● Problem details: Extract the full set of records that follows, word for word.

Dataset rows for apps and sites
######

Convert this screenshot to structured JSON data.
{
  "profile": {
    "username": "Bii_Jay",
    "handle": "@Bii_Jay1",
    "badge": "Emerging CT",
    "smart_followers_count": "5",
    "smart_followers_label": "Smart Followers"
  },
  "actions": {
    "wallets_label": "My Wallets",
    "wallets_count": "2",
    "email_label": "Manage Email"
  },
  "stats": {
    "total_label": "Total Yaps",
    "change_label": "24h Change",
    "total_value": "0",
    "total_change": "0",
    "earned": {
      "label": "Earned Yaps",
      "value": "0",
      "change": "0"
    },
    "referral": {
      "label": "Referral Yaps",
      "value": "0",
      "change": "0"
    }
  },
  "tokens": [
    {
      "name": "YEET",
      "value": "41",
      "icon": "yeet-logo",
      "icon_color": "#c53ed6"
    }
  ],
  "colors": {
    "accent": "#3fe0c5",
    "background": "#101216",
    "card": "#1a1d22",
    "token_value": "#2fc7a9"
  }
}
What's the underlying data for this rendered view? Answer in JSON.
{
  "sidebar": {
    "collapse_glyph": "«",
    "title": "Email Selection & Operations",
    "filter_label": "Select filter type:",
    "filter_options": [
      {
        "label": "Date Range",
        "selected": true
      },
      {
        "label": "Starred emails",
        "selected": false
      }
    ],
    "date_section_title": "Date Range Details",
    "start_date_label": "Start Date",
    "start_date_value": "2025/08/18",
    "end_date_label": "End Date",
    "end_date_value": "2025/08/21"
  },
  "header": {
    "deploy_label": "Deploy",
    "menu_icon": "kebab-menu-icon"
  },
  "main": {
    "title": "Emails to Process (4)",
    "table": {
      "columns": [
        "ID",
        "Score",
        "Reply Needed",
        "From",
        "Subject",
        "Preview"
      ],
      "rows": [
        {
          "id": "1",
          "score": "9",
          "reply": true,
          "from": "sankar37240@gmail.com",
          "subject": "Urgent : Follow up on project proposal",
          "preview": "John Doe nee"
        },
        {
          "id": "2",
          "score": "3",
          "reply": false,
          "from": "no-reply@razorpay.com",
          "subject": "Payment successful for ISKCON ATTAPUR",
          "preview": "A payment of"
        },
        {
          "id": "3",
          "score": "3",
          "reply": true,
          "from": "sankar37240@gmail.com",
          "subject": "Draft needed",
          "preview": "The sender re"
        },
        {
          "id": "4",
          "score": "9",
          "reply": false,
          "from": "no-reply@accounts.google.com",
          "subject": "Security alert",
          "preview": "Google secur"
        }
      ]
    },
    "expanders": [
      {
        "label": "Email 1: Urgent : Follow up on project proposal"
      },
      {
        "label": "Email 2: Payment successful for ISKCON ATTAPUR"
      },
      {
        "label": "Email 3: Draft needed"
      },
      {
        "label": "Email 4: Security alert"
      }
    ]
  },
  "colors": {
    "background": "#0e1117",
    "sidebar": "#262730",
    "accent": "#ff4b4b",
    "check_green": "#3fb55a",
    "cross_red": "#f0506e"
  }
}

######

● Written response:
Convert this screenshot to structured JSON data.
{
  "profile": {
    "username": "Bii_Jay",
    "handle": "@Bii_Jay1",
    "badge": "Emerging CT",
    "smart_followers_count": "5",
    "smart_followers_label": "Smart Followers"
  },
  "actions": {
    "wallets_label": "My Wallets",
    "wallets_count": "2",
    "email_label": "Manage Email"
  },
  "stats": {
    "total_label": "Total Yaps",
    "change_label": "24h Change",
    "total_value": "0",
    "total_change": "0",
    "earned": {
      "label": "Earned Yaps",
      "value": "0",
      "change": "0"
    },
    "referral": {
      "label": "Referral Yaps",
      "value": "0",
      "change": "0"
    }
  },
  "tokens": [
    {
      "name": "YEET",
      "value": "41",
      "icon": "yeet-logo",
      "icon_color": "#c53ed6"
    }
  ],
  "colors": {
    "accent": "#3fe0c5",
    "background": "#101216",
    "card": "#1a1d22",
    "token_value": "#2fc7a9"
  }
}
What's the underlying data for this rendered view? Answer in JSON.
{
  "sidebar": {
    "collapse_glyph": "«",
    "title": "Email Selection & Operations",
    "filter_label": "Select filter type:",
    "filter_options": [
      {
        "label": "Date Range",
        "selected": true
      },
      {
        "label": "Starred emails",
        "selected": false
      }
    ],
    "date_section_title": "Date Range Details",
    "start_date_label": "Start Date",
    "start_date_value": "2025/08/18",
    "end_date_label": "End Date",
    "end_date_value": "2025/08/21"
  },
  "header": {
    "deploy_label": "Deploy",
    "menu_icon": "kebab-menu-icon"
  },
  "main": {
    "title": "Emails to Process (4)",
    "table": {
      "columns": [
        "ID",
        "Score",
        "Reply Needed",
        "From",
        "Subject",
        "Preview"
      ],
      "rows": [
        {
          "id": "1",
          "score": "9",
          "reply": true,
          "from": "sankar37240@gmail.com",
          "subject": "Urgent : Follow up on project proposal",
          "preview": "John Doe nee"
        },
        {
          "id": "2",
          "score": "3",
          "reply": false,
          "from": "no-reply@razorpay.com",
          "subject": "Payment successful for ISKCON ATTAPUR",
          "preview": "A payment of"
        },
        {
          "id": "3",
          "score": "3",
          "reply": true,
          "from": "sankar37240@gmail.com",
          "subject": "Draft needed",
          "preview": "The sender re"
        },
        {
          "id": "4",
          "score": "9",
          "reply": false,
          "from": "no-reply@accounts.google.com",
          "subject": "Security alert",
          "preview": "Google secur"
        }
      ]
    },
    "expanders": [
      {
        "label": "Email 1: Urgent : Follow up on project proposal"
      },
      {
        "label": "Email 2: Payment successful for ISKCON ATTAPUR"
      },
      {
        "label": "Email 3: Draft needed"
      },
      {
        "label": "Email 4: Security alert"
      }
    ]
  },
  "colors": {
    "background": "#0e1117",
    "sidebar": "#262730",
    "accent": "#ff4b4b",
    "check_green": "#3fb55a",
    "cross_red": "#f0506e"
  }
}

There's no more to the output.